Records from a collection
════════════════

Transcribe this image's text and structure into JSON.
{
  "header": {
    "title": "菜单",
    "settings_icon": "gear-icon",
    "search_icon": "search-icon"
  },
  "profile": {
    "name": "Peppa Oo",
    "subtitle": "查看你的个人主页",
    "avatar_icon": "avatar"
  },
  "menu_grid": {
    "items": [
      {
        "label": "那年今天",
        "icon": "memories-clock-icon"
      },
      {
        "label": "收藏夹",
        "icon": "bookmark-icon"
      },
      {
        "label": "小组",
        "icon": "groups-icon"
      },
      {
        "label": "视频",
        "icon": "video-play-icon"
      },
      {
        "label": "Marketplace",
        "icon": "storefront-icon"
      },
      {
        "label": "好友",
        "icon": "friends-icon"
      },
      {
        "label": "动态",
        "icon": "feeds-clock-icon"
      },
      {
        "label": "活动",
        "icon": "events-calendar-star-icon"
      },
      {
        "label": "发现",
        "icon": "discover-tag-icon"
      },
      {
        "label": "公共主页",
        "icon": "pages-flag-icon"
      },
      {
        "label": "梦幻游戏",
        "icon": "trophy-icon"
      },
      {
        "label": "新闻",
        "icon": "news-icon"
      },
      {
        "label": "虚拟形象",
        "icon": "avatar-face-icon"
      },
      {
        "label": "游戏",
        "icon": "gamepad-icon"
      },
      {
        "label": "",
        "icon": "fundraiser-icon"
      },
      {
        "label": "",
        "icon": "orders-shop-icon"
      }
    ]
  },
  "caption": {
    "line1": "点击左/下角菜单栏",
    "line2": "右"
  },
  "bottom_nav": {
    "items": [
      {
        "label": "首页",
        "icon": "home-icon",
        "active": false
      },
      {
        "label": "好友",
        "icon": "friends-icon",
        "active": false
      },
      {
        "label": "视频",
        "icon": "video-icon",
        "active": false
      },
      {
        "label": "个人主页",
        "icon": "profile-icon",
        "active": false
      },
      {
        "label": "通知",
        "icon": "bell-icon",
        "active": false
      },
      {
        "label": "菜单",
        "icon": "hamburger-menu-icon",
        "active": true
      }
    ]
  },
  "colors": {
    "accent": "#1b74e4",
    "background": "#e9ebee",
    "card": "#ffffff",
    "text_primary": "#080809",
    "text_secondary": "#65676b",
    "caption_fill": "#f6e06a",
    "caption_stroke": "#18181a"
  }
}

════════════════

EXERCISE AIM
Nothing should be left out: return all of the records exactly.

COMPLETED TASK
Transcribe this image's text and structure into JSON.
{
  "header": {
    "title": "菜单",
    "settings_icon": "gear-icon",
    "search_icon": "search-icon"
  },
  "profile": {
    "name": "Peppa Oo",
    "subtitle": "查看你的个人主页",
    "avatar_icon": "avatar"
  },
  "menu_grid": {
    "items": [
      {
        "label": "那年今天",
        "icon": "memories-clock-icon"
      },
      {
        "label": "收藏夹",
        "icon": "bookmark-icon"
      },
      {
        "label": "小组",
        "icon": "groups-icon"
      },
      {
        "label": "视频",
        "icon": "video-play-icon"
      },
      {
        "label": "Marketplace",
        "icon": "storefront-icon"
      },
      {
        "label": "好友",
        "icon": "friends-icon"
      },
      {
        "label": "动态",
        "icon": "feeds-clock-icon"
      },
      {
        "label": "活动",
        "icon": "events-calendar-star-icon"
      },
      {
        "label": "发现",
        "icon": "discover-tag-icon"
      },
      {
        "label": "公共主页",
        "icon": "pages-flag-icon"
      },
      {
        "label": "梦幻游戏",
        "icon": "trophy-icon"
      },
      {
        "label": "新闻",
        "icon": "news-icon"
      },
      {
        "label": "虚拟形象",
        "icon": "avatar-face-icon"
      },
      {
        "label": "游戏",
        "icon": "gamepad-icon"
      },
      {
        "label": "",
        "icon": "fundraiser-icon"
      },
      {
        "label": "",
        "icon": "orders-shop-icon"
      }
    ]
  },
  "caption": {
    "line1": "点击左/下角菜单栏",
    "line2": "右"
  },
  "bottom_nav": {
    "items": [
      {
        "label": "首页",
        "icon": "home-icon",
        "active": false
      },
      {
        "label": "好友",
        "icon": "friends-icon",
        "active": false
      },
      {
        "label": "视频",
        "icon": "video-icon",
        "active": false
      },
      {
        "label": "个人主页",
        "icon": "profile-icon",
        "active": false
      },
      {
        "label": "通知",
        "icon": "bell-icon",
        "active": false
      },
      {
        "label": "菜单",
        "icon": "hamburger-menu-icon",
        "active": true
      }
    ]
  },
  "colors": {
    "accent": "#1b74e4",
    "background": "#e9ebee",
    "card": "#ffffff",
    "text_primary": "#080809",
    "text_secondary": "#65676b",
    "caption_fill": "#f6e06a",
    "caption_stroke": "#18181a"
  }
}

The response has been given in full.